HMV uses last man standing advantage
IT has been a very difficult period for high street shops with customers watching their pennies over the holiday season.
It is easy to understand the problems that are influencing consumer spending with unemployment on the rise and families worried about what the future may hold.
The North East has experienced a jolt from the impact of the recession and although the worst may have now passed, a number of shops remain empty in Eldon Square.
The Bank of England has acted quickly to help support the UK economy in a number of ways and interest rates have been cut to historically low levels. The Government also took the decision to reduce the rate of VAT to 15%. Although the cut was certainly welcome for high street spenders, it has not stimulated the additional demand initially expected.
The change also put pressure on retailers to change prices and reprogramme tills and this can be a costly process.
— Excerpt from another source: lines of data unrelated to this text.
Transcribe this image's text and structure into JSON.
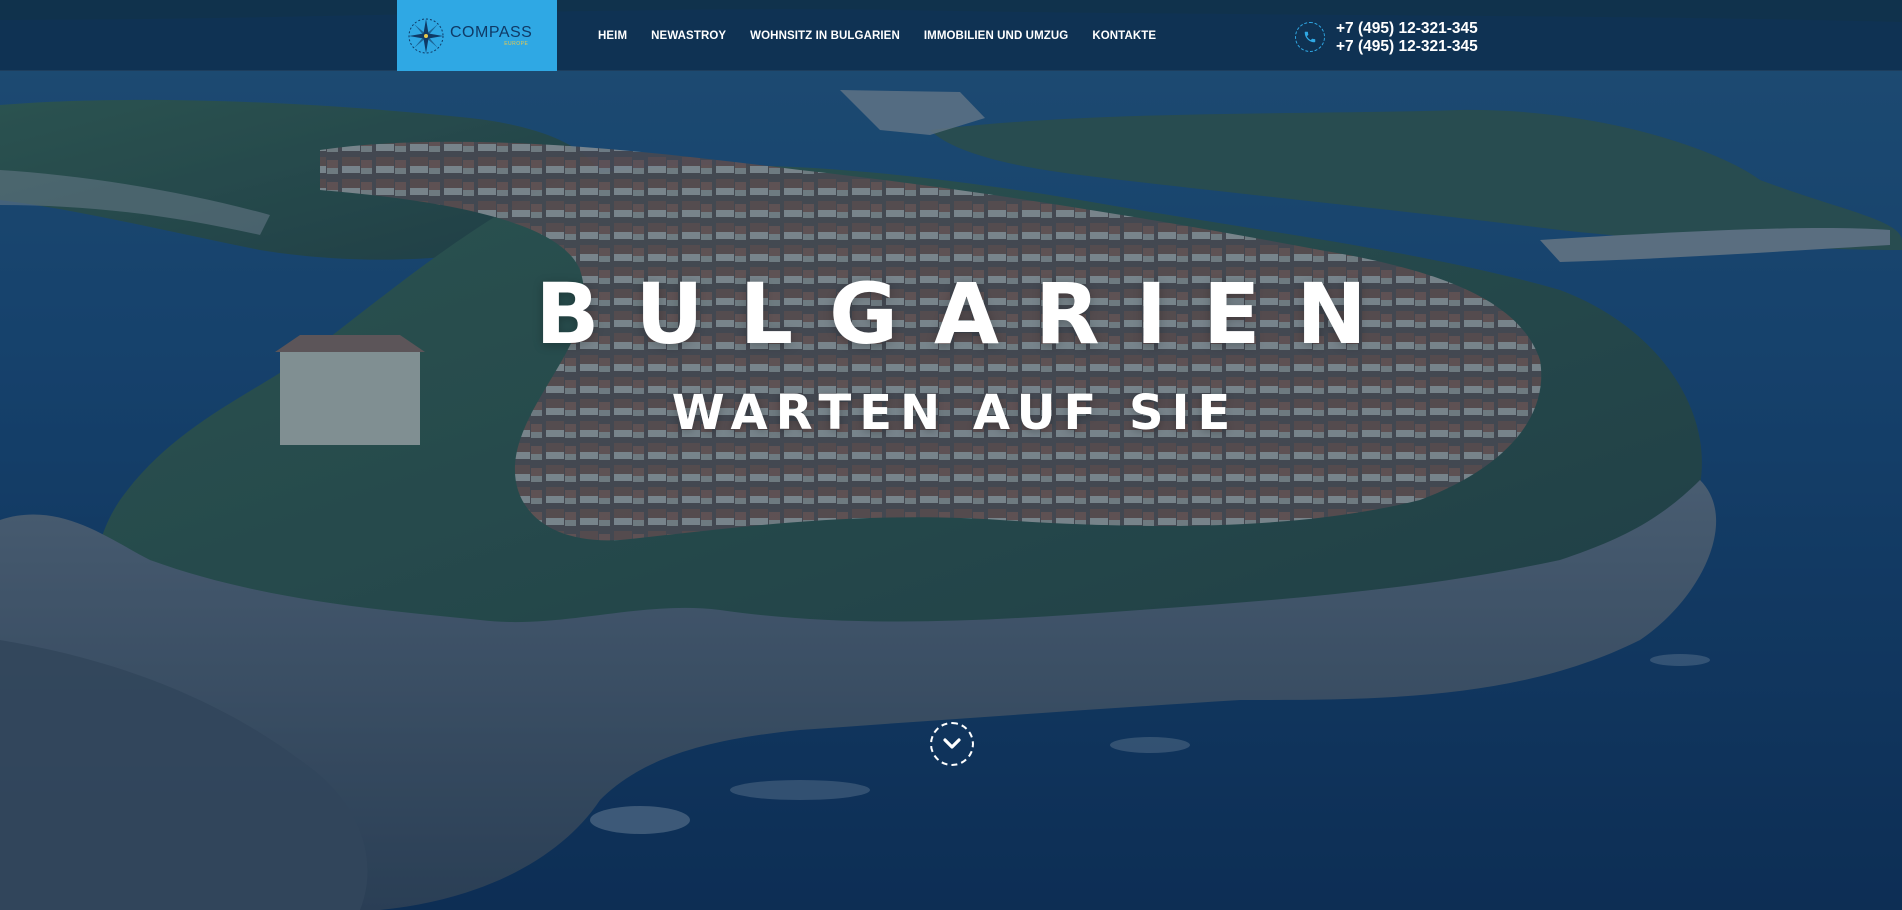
{
  "brand": {
    "name": "COMPASS",
    "sub": "EUROPE",
    "accent_color": "#2fa8e4"
  },
  "nav": {
    "items": [
      {
        "label": "HEIM"
      },
      {
        "label": "NEWASTROY"
      },
      {
        "label": "WOHNSITZ IN BULGARIEN"
      },
      {
        "label": "IMMOBILIEN UND UMZUG"
      },
      {
        "label": "KONTAKTE"
      }
    ]
  },
  "contact": {
    "icon": "phone-icon",
    "phones": [
      "+7 (495) 12-321-345",
      "+7 (495) 12-321-345"
    ]
  },
  "hero": {
    "title": "BULGARIEN",
    "subtitle": "WARTEN AUF SIE",
    "scroll_icon": "chevron-down-icon"
  }
}
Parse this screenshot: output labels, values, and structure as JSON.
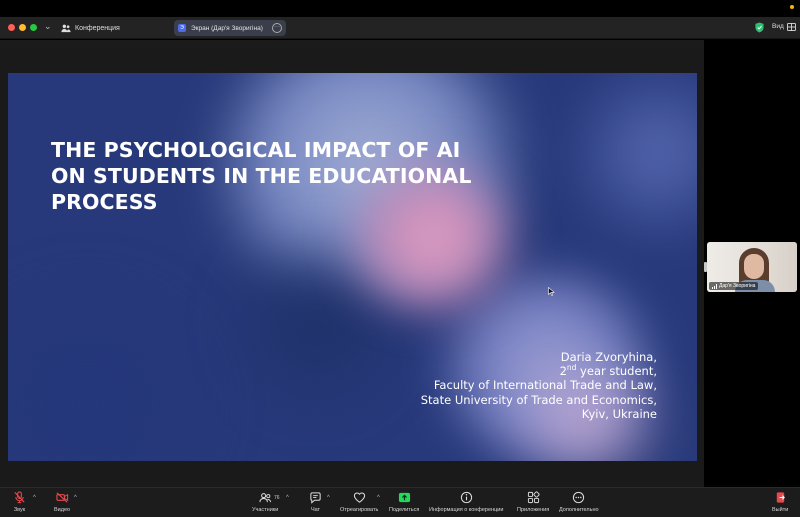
{
  "titlebar": {
    "conference_label": "Конференция",
    "share_label": "Экран (Дар'я Зворигіна)",
    "share_badge": "Э",
    "more_glyph": "···",
    "view_label": "Вид",
    "chevron": "⌄"
  },
  "slide": {
    "title_lines": [
      "THE PSYCHOLOGICAL IMPACT OF AI",
      "ON STUDENTS IN THE EDUCATIONAL",
      "PROCESS"
    ],
    "author_name": "Daria Zvoryhina,",
    "year_number": "2",
    "year_suffix": "nd",
    "year_text": " year student,",
    "faculty": "Faculty of International Trade and Law,",
    "university": "State University of Trade and Economics,",
    "city": "Kyiv, Ukraine"
  },
  "participant": {
    "name": "Дар'я Зворигіна"
  },
  "toolbar": {
    "audio_label": "Звук",
    "video_label": "Видео",
    "participants_label": "Участники",
    "participants_count": "76",
    "chat_label": "Чат",
    "react_label": "Отреагировать",
    "share_label": "Поделиться",
    "info_label": "Информация о конференции",
    "apps_label": "Приложения",
    "more_label": "Дополнительно",
    "leave_label": "Выйти",
    "caret": "^"
  },
  "colors": {
    "share_green": "#23d959",
    "mute_red": "#e5484d",
    "leave_red": "#e5484d",
    "shield_green": "#2fbf71"
  }
}
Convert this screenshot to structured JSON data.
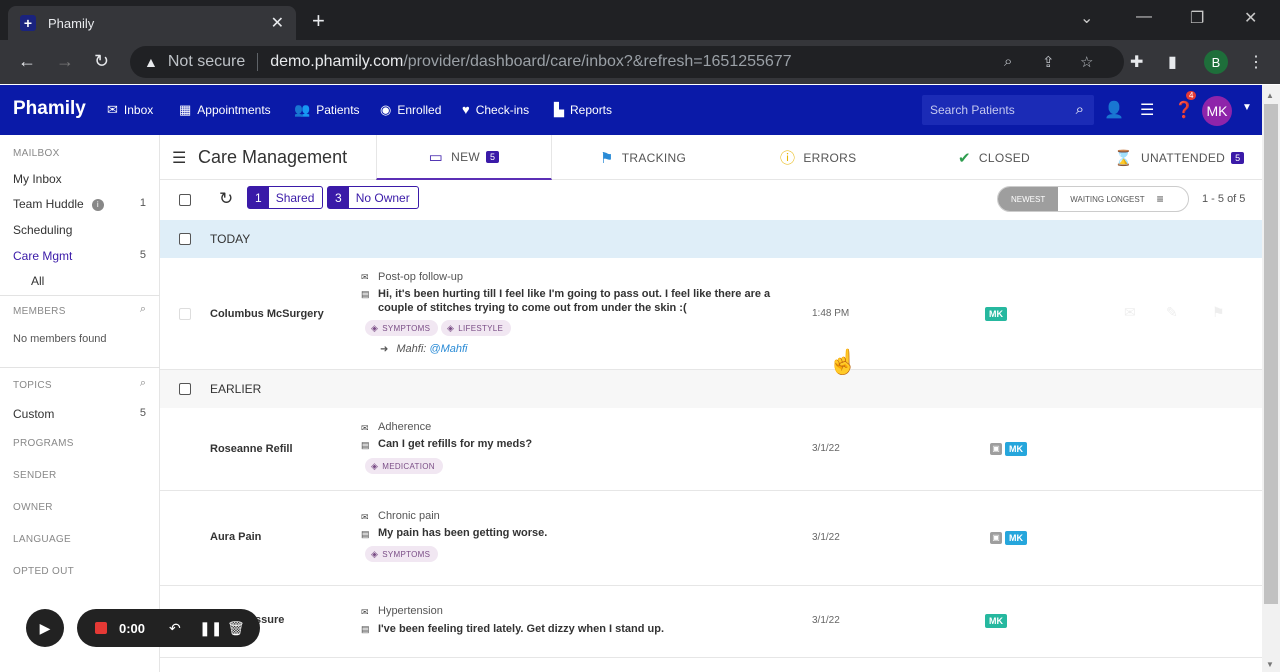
{
  "browser": {
    "tab_title": "Phamily",
    "tab_favicon": "+",
    "security_label": "Not secure",
    "url_host": "demo.phamily.com",
    "url_path": "/provider/dashboard/care/inbox?&refresh=1651255677",
    "profile_initial": "B"
  },
  "app": {
    "brand": "Phamily",
    "nav": [
      {
        "label": "Inbox",
        "icon": "mail-icon"
      },
      {
        "label": "Appointments",
        "icon": "calendar-icon"
      },
      {
        "label": "Patients",
        "icon": "people-icon"
      },
      {
        "label": "Enrolled",
        "icon": "globe-icon"
      },
      {
        "label": "Check-ins",
        "icon": "heart-pulse-icon"
      },
      {
        "label": "Reports",
        "icon": "bar-chart-icon"
      }
    ],
    "search_placeholder": "Search Patients",
    "notification_count": "4",
    "avatar_initials": "MK",
    "colors": {
      "header": "#0a1aa8",
      "accent": "#3a1aa8",
      "owner_badge_green": "#26b89f",
      "owner_badge_blue": "#26a6dc"
    }
  },
  "sidebar": {
    "mailbox_heading": "MAILBOX",
    "items": [
      {
        "label": "My Inbox",
        "count": ""
      },
      {
        "label": "Team Huddle",
        "count": "1"
      },
      {
        "label": "Scheduling",
        "count": ""
      },
      {
        "label": "Care Mgmt",
        "count": "5"
      },
      {
        "label": "All",
        "count": ""
      }
    ],
    "members_heading": "MEMBERS",
    "members_empty": "No members found",
    "topics_heading": "TOPICS",
    "topics": [
      {
        "label": "Custom",
        "count": "5"
      }
    ],
    "filters": [
      "PROGRAMS",
      "SENDER",
      "OWNER",
      "LANGUAGE",
      "OPTED OUT"
    ]
  },
  "main": {
    "title": "Care Management",
    "tabs": [
      {
        "label": "NEW",
        "badge": "5",
        "icon": "inbox-icon"
      },
      {
        "label": "TRACKING",
        "badge": "",
        "icon": "bookmark-icon"
      },
      {
        "label": "ERRORS",
        "badge": "",
        "icon": "alert-icon"
      },
      {
        "label": "CLOSED",
        "badge": "",
        "icon": "check-circle-icon"
      },
      {
        "label": "UNATTENDED",
        "badge": "5",
        "icon": "hourglass-icon"
      }
    ],
    "chips": [
      {
        "count": "1",
        "label": "Shared"
      },
      {
        "count": "3",
        "label": "No Owner"
      }
    ],
    "sort": {
      "newest": "NEWEST",
      "waiting": "WAITING LONGEST"
    },
    "page_count": "1 - 5 of 5",
    "groups": {
      "today": "TODAY",
      "earlier": "EARLIER"
    },
    "messages": [
      {
        "patient": "Columbus McSurgery",
        "topic": "Post-op follow-up",
        "text": "Hi, it's been hurting till I feel like I'm going to pass out. I feel like there are a couple of stitches trying to come out from under the skin :(",
        "tags": [
          "SYMPTOMS",
          "LIFESTYLE"
        ],
        "time": "1:48 PM",
        "owner": "MK",
        "reply_author": "Mahfi:",
        "reply_mention": "@Mahfi"
      },
      {
        "patient": "Roseanne Refill",
        "topic": "Adherence",
        "text": "Can I get refills for my meds?",
        "tags": [
          "MEDICATION"
        ],
        "time": "3/1/22",
        "owner": "MK"
      },
      {
        "patient": "Aura Pain",
        "topic": "Chronic pain",
        "text": "My pain has been getting worse.",
        "tags": [
          "SYMPTOMS"
        ],
        "time": "3/1/22",
        "owner": "MK"
      },
      {
        "patient": "ssure",
        "topic": "Hypertension",
        "text": "I've been feeling tired lately. Get dizzy when I stand up.",
        "tags": [],
        "time": "3/1/22",
        "owner": "MK"
      }
    ]
  },
  "recorder": {
    "time": "0:00"
  }
}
It is likely that these measures will remain in place for the time being to encourage and support any green shoots of recovery.
However as conditions begin to improve it is expected that VAT may be increased, possibly as early as next year.
The recession has triggered a shake out on the high street with a number of weaker retailers going into administration.
These include some long standing names such as pick and mix retailer Woolworths and furniture group MFI.
Indeed, the collapse of Woolworths also had a knock on effect on others in the industry. One of the group's divisions, Entertainment UK, distributed around 30% of music CDs in the UK, as well as film and TV DVDs. The sudden lack of supply and few alternative options led to Zavvi becoming another high profile casualty.
In these challenging times, and whilst the weak struggle, it also provides an opportunity for the strong to take market share, acquire attractive businesses at worthwhile prices and consolidate any leading position.
With this in mind, the collapse of Zavvi and Woolworths has taken significant capacity out of the market place leaving HMV as one of the only entertainment retailers left on the high street.
Its last man standing advantage has helped the group to pick up market share especially in the computer games and technology side of the business. To compete with on-line retailers such as Play.com and Amazon, HMV has improved its website with great success.
The group is two years into a three-year restructuring plan to improve efficiency and reposition the business, and it appears that more initiatives may be in the pipeline.
Although the retail sector may not be out of the woods yet, it is likely that the stronger players will emerge from the downturn on a sure footing and in a good position to take advantage of opportunities in the market going forward.
Anthony Peart firstname.lastname@example.org